And so I went.  It was ridiculously nice.  Bright, perfectly clear.  No wind.  I think that it hit fifty degrees.  This would have been a great day were it the month of March.







Got a few fish, rolled a couple of real nice ones that I couldn't hold.  No ma…

Speywater Reprise

Can anything be too good to be true?  How about this?
Autumn Sunshine Daytime temps in the sixties  Nighttime temps upper thirties to forties New friends Old friends Smiles Sexy steelhead flies A big pull Steelhead Adipose fins A morning cup of camp coffee Incredible scenery Bright starry nights Full moon Sumac Bighorn sheep Bugling elk Canyon wrens Dippers October Caddis Campfires Dining by moonlight The last campout of the year A zillion things that I've forgot

My wife Jo and I floated and fished the Grande Ronde River with the crew from Speywater Guide Service last year.  Jo had such a good time that we decided to go back.  Hell, we had to, she bought herself a spey rod.
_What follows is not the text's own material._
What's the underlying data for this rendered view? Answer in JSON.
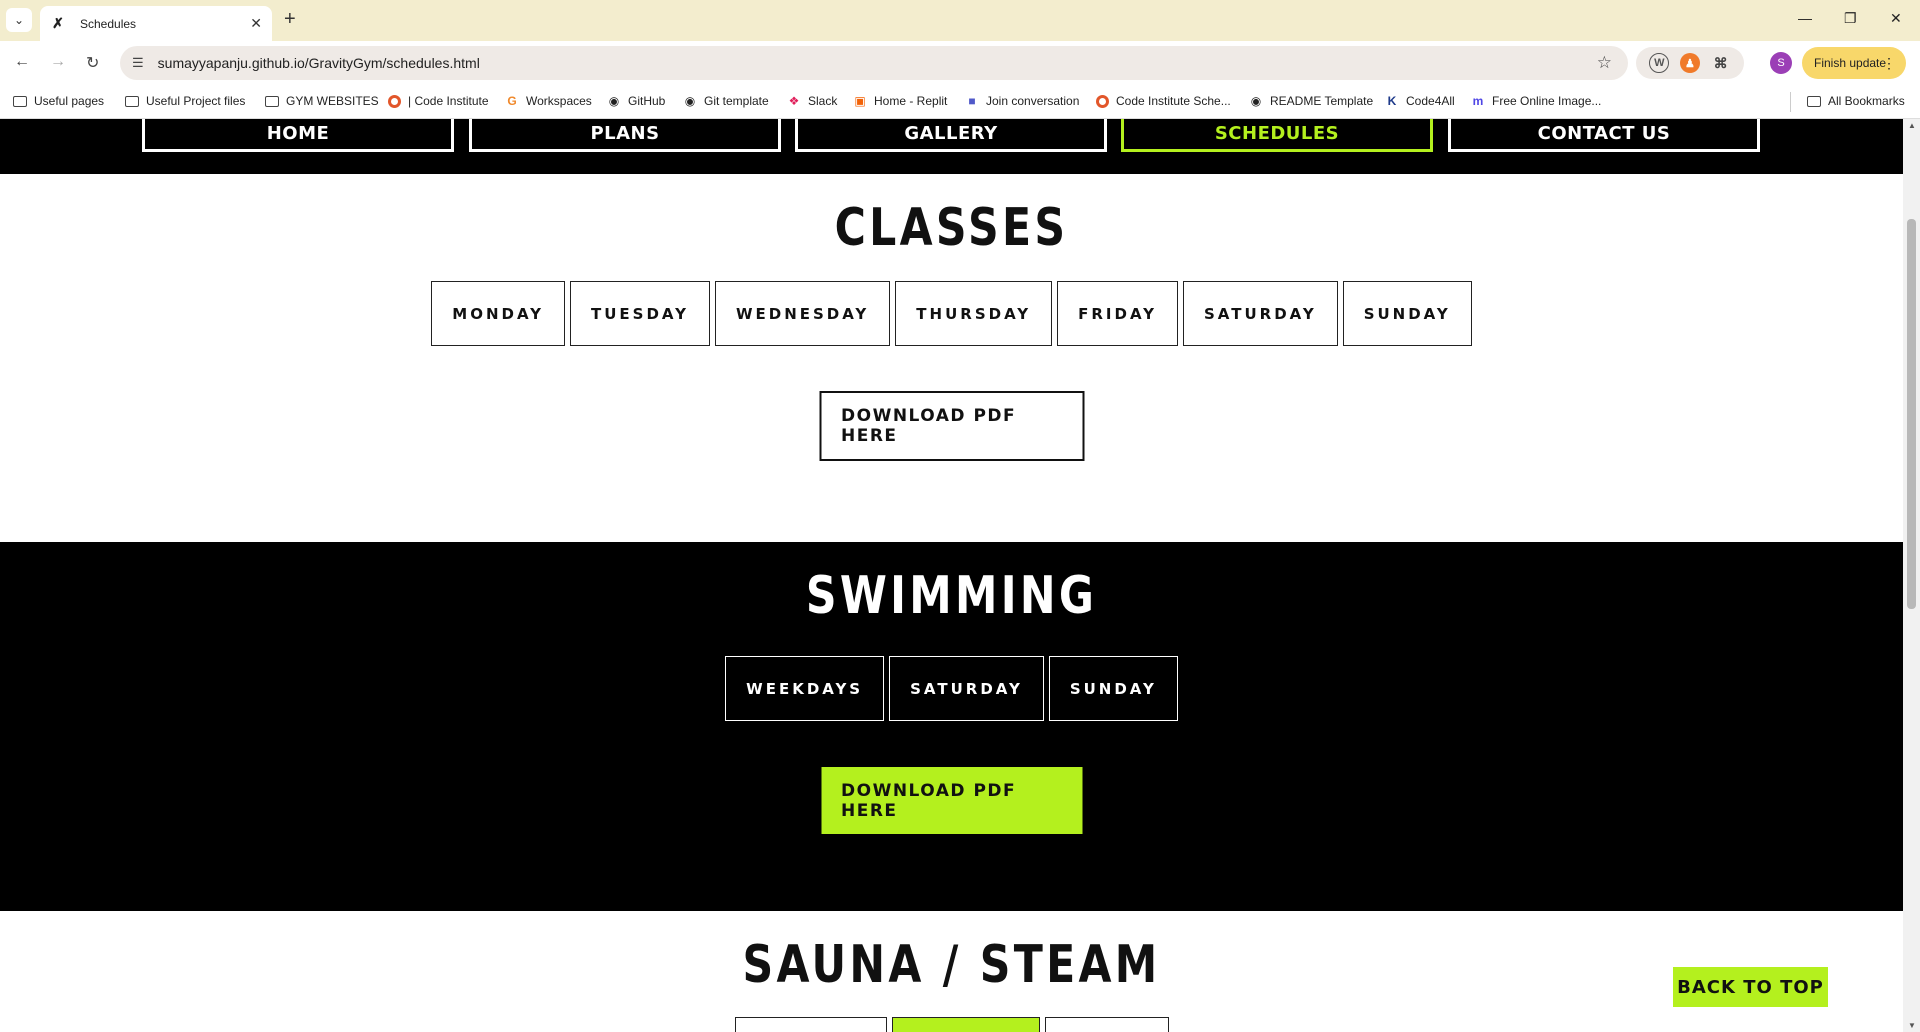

She really had to twist my arm to go back.  Only kidding, I bought a new rod too! So, we re-booked the trip last December.  Flywater Travel arranges most of the trips.
The post from last years trip is here……so, I won't rehash the daily routine.
The why of the trip.  Of course, fishing is the primary reason…

Harvest Time and Apple Memories

Our kitchen and hallway are now filled with the wonderful aroma of ripe apples.  I picked them weeks ago.  Not by choice, but out of necessity.  They weren't quite ripe, but I figured that if I wanted any for our own eating, that I'd better pick some. Danged birds just couldn't leave them alone.  Why is it that they have to peck each and every piece of fruit just as soon as it shows the slightest tinge of color? No matter, they're still great eating.  They make great applesauce, bake well too.  Apple cobbler is cooling on the stovetop as I write this.  Soon it will be graced with a dollop of vanilla ice cream.

The tree is a Mantet apple purchased locally from Cashman Nursery.  Fragrant and flavorful, it ripens early, which was one of the reasons for its purchase.  Now ten years old, the tree produces well.  It's just a battle beating the birds to the fruit.  It would be nice if we could leave the fruit on the tree just a little longer so that it could ripen fully.…